Segment Start: EXERCISE INPUTS

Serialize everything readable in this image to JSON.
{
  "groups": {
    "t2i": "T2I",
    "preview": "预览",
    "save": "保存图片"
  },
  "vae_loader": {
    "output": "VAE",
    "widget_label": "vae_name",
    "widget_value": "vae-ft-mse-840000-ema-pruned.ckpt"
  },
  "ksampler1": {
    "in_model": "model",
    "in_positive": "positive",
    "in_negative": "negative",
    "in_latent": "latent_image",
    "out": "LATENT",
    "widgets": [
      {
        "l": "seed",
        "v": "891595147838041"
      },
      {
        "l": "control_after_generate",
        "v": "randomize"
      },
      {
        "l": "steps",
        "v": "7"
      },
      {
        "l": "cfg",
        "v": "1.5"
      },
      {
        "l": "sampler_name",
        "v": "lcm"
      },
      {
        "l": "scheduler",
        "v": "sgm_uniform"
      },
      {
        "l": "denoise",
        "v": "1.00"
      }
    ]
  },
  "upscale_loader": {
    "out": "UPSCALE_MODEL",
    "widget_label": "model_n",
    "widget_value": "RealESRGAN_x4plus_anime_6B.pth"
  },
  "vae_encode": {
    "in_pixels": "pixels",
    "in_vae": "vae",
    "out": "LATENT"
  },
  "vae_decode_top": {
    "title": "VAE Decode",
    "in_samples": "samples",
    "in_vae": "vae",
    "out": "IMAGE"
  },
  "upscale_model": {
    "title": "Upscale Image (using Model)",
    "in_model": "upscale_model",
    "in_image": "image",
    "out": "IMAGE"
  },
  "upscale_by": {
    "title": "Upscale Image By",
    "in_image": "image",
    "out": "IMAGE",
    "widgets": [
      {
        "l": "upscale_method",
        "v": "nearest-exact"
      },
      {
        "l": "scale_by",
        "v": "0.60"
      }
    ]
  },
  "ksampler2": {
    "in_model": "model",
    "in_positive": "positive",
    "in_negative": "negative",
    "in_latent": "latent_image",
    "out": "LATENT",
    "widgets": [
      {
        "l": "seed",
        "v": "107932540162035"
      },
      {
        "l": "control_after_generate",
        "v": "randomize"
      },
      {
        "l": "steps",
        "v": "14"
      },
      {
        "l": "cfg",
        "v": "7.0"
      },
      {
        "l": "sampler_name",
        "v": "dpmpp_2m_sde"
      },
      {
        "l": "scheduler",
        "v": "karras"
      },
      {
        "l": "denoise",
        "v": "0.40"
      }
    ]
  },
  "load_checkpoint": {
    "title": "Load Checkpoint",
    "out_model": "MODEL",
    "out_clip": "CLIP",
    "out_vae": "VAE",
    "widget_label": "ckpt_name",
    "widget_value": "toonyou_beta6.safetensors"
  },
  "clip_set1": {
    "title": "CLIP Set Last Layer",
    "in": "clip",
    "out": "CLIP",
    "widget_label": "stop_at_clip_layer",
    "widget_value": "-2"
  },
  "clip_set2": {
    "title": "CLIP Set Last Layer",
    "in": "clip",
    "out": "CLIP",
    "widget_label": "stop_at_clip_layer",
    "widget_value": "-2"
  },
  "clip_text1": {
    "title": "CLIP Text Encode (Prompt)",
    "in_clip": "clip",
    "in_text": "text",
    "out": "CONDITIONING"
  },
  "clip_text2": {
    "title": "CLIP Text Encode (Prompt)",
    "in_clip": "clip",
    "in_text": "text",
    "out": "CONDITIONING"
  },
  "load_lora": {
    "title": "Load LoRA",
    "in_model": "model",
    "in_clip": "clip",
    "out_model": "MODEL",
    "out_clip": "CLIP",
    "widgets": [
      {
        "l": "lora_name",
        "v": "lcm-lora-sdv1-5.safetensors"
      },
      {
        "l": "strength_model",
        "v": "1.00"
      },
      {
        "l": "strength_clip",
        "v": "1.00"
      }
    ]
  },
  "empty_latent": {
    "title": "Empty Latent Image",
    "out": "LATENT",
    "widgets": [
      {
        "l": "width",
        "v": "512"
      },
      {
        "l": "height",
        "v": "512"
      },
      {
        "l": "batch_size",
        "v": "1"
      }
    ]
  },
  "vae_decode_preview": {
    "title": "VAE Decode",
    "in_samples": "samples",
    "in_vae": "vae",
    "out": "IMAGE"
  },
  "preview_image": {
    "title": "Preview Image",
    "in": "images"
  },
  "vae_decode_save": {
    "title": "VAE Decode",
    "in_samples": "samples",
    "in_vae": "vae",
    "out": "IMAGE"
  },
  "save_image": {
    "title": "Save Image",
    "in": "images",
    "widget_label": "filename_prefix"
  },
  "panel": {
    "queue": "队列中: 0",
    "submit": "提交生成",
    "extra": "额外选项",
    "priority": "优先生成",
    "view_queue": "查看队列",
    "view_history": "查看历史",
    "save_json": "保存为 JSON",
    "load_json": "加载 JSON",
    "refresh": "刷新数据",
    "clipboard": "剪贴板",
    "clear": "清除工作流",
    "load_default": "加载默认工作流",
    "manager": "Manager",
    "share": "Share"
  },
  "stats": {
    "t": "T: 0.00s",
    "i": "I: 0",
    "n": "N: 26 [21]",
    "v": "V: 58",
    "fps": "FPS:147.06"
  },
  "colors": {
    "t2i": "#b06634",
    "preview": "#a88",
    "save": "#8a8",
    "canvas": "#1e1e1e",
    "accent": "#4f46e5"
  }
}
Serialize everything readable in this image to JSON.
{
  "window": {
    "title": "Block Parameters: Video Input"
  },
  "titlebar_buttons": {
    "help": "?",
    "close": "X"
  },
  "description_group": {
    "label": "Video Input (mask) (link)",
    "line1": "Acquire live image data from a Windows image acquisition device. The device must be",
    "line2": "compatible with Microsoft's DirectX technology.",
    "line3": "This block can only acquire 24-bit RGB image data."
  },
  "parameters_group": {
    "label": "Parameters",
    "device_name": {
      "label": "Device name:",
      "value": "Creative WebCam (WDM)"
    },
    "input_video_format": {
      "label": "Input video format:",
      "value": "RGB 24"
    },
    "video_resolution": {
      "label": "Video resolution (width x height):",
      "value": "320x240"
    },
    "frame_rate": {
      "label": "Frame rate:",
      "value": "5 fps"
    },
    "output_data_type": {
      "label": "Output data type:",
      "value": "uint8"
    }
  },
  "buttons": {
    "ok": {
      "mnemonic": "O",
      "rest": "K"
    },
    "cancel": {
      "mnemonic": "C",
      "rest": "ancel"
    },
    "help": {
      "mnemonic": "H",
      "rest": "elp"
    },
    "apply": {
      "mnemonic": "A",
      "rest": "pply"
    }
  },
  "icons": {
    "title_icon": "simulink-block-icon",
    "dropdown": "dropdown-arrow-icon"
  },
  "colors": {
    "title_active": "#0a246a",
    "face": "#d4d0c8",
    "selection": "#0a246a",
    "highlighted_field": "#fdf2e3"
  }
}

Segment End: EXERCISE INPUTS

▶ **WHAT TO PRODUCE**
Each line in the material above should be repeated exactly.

▶ **WRITTEN RESPONSE**
Serialize everything readable in this image to JSON.
{
  "groups": {
    "t2i": "T2I",
    "preview": "预览",
    "save": "保存图片"
  },
  "vae_loader": {
    "output": "VAE",
    "widget_label": "vae_name",
    "widget_value": "vae-ft-mse-840000-ema-pruned.ckpt"
  },
  "ksampler1": {
    "in_model": "model",
    "in_positive": "positive",
    "in_negative": "negative",
    "in_latent": "latent_image",
    "out": "LATENT",
    "widgets": [
      {
        "l": "seed",
        "v": "891595147838041"
      },
      {
        "l": "control_after_generate",
        "v": "randomize"
      },
      {
        "l": "steps",
        "v": "7"
      },
      {
        "l": "cfg",
        "v": "1.5"
      },
      {
        "l": "sampler_name",
        "v": "lcm"
      },
      {
        "l": "scheduler",
        "v": "sgm_uniform"
      },
      {
        "l": "denoise",
        "v": "1.00"
      }
    ]
  },
  "upscale_loader": {
    "out": "UPSCALE_MODEL",
    "widget_label": "model_n",
    "widget_value": "RealESRGAN_x4plus_anime_6B.pth"
  },
  "vae_encode": {
    "in_pixels": "pixels",
    "in_vae": "vae",
    "out": "LATENT"
  },
  "vae_decode_top": {
    "title": "VAE Decode",
    "in_samples": "samples",
    "in_vae": "vae",
    "out": "IMAGE"
  },
  "upscale_model": {
    "title": "Upscale Image (using Model)",
    "in_model": "upscale_model",
    "in_image": "image",
    "out": "IMAGE"
  },
  "upscale_by": {
    "title": "Upscale Image By",
    "in_image": "image",
    "out": "IMAGE",
    "widgets": [
      {
        "l": "upscale_method",
        "v": "nearest-exact"
      },
      {
        "l": "scale_by",
        "v": "0.60"
      }
    ]
  },
  "ksampler2": {
    "in_model": "model",
    "in_positive": "positive",
    "in_negative": "negative",
    "in_latent": "latent_image",
    "out": "LATENT",
    "widgets": [
      {
        "l": "seed",
        "v": "107932540162035"
      },
      {
        "l": "control_after_generate",
        "v": "randomize"
      },
      {
        "l": "steps",
        "v": "14"
      },
      {
        "l": "cfg",
        "v": "7.0"
      },
      {
        "l": "sampler_name",
        "v": "dpmpp_2m_sde"
      },
      {
        "l": "scheduler",
        "v": "karras"
      },
      {
        "l": "denoise",
        "v": "0.40"
      }
    ]
  },
  "load_checkpoint": {
    "title": "Load Checkpoint",
    "out_model": "MODEL",
    "out_clip": "CLIP",
    "out_vae": "VAE",
    "widget_label": "ckpt_name",
    "widget_value": "toonyou_beta6.safetensors"
  },
  "clip_set1": {
    "title": "CLIP Set Last Layer",
    "in": "clip",
    "out": "CLIP",
    "widget_label": "stop_at_clip_layer",
    "widget_value": "-2"
  },
  "clip_set2": {
    "title": "CLIP Set Last Layer",
    "in": "clip",
    "out": "CLIP",
    "widget_label": "stop_at_clip_layer",
    "widget_value": "-2"
  },
  "clip_text1": {
    "title": "CLIP Text Encode (Prompt)",
    "in_clip": "clip",
    "in_text": "text",
    "out": "CONDITIONING"
  },
  "clip_text2": {
    "title": "CLIP Text Encode (Prompt)",
    "in_clip": "clip",
    "in_text": "text",
    "out": "CONDITIONING"
  },
  "load_lora": {
    "title": "Load LoRA",
    "in_model": "model",
    "in_clip": "clip",
    "out_model": "MODEL",
    "out_clip": "CLIP",
    "widgets": [
      {
        "l": "lora_name",
        "v": "lcm-lora-sdv1-5.safetensors"
      },
      {
        "l": "strength_model",
        "v": "1.00"
      },
      {
        "l": "strength_clip",
        "v": "1.00"
      }
    ]
  },
  "empty_latent": {
    "title": "Empty Latent Image",
    "out": "LATENT",
    "widgets": [
      {
        "l": "width",
        "v": "512"
      },
      {
        "l": "height",
        "v": "512"
      },
      {
        "l": "batch_size",
        "v": "1"
      }
    ]
  },
  "vae_decode_preview": {
    "title": "VAE Decode",
    "in_samples": "samples",
    "in_vae": "vae",
    "out": "IMAGE"
  },
  "preview_image": {
    "title": "Preview Image",
    "in": "images"
  },
  "vae_decode_save": {
    "title": "VAE Decode",
    "in_samples": "samples",
    "in_vae": "vae",
    "out": "IMAGE"
  },
  "save_image": {
    "title": "Save Image",
    "in": "images",
    "widget_label": "filename_prefix"
  },
  "panel": {
    "queue": "队列中: 0",
    "submit": "提交生成",
    "extra": "额外选项",
    "priority": "优先生成",
    "view_queue": "查看队列",
    "view_history": "查看历史",
    "save_json": "保存为 JSON",
    "load_json": "加载 JSON",
    "refresh": "刷新数据",
    "clipboard": "剪贴板",
    "clear": "清除工作流",
    "load_default": "加载默认工作流",
    "manager": "Manager",
    "share": "Share"
  },
  "stats": {
    "t": "T: 0.00s",
    "i": "I: 0",
    "n": "N: 26 [21]",
    "v": "V: 58",
    "fps": "FPS:147.06"
  },
  "colors": {
    "t2i": "#b06634",
    "preview": "#a88",
    "save": "#8a8",
    "canvas": "#1e1e1e",
    "accent": "#4f46e5"
  }
}
Serialize everything readable in this image to JSON.
{
  "window": {
    "title": "Block Parameters: Video Input"
  },
  "titlebar_buttons": {
    "help": "?",
    "close": "X"
  },
  "description_group": {
    "label": "Video Input (mask) (link)",
    "line1": "Acquire live image data from a Windows image acquisition device. The device must be",
    "line2": "compatible with Microsoft's DirectX technology.",
    "line3": "This block can only acquire 24-bit RGB image data."
  },
  "parameters_group": {
    "label": "Parameters",
    "device_name": {
      "label": "Device name:",
      "value": "Creative WebCam (WDM)"
    },
    "input_video_format": {
      "label": "Input video format:",
      "value": "RGB 24"
    },
    "video_resolution": {
      "label": "Video resolution (width x height):",
      "value": "320x240"
    },
    "frame_rate": {
      "label": "Frame rate:",
      "value": "5 fps"
    },
    "output_data_type": {
      "label": "Output data type:",
      "value": "uint8"
    }
  },
  "buttons": {
    "ok": {
      "mnemonic": "O",
      "rest": "K"
    },
    "cancel": {
      "mnemonic": "C",
      "rest": "ancel"
    },
    "help": {
      "mnemonic": "H",
      "rest": "elp"
    },
    "apply": {
      "mnemonic": "A",
      "rest": "pply"
    }
  },
  "icons": {
    "title_icon": "simulink-block-icon",
    "dropdown": "dropdown-arrow-icon"
  },
  "colors": {
    "title_active": "#0a246a",
    "face": "#d4d0c8",
    "selection": "#0a246a",
    "highlighted_field": "#fdf2e3"
  }
}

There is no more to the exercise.